Quantum Darwinism is a framework for describing and quantifying what distinguishes quasi-classical states awash in the enormous sea of Hilbert space. Typical macroscopic observers do not directly interact with a system. Instead, they sample a (small) fragment of its environment in order to infer its state, using the environment as an information channel. Thus, when we measure the position of a chair by looking at it, our eyes do not directly interact with the chair. By opening our eyes, we merely allow them (and hence, our neurons) to become correlated with some of the photons scattered by chair (and hence, its position).

I will establish a new conservation law: The amount of quantum information about a system’s observable deposited in a fragment of the environment plus the amount of classical information yields an observable-independent total given by the quantum mutual information. In the quantum-to-classical transition, this split naturally delineates information about quantum systems accessible to observers – information that is redundantly transmitted by the environment – while showing that it is maximized for the quasi-classical pointer observable. Other observables are accessible only via correlations with the pointer observable. Further, we prove an anti-symmetry property relating accessible, classical information and quantum information. It shows that information becomes objective – accessible to many observers – only as quantum information is relegated to correlations with the global environment, and, therefore, locally inaccessible.
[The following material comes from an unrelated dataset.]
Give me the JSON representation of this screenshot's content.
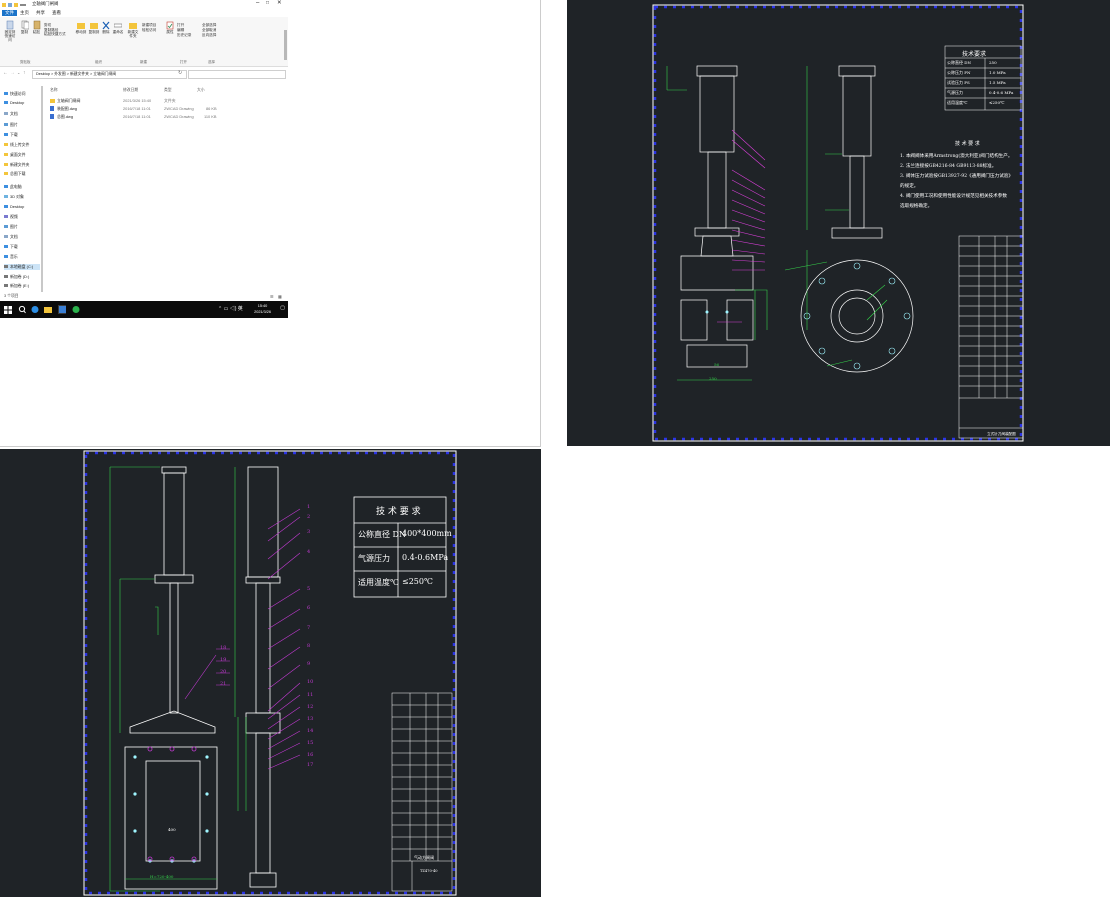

The resulting complementarity explains why, in a quantum Universe, we perceive objective classical reality, and supports Bohr’s intuition that quantum phenomena acquire classical reality only when communicated.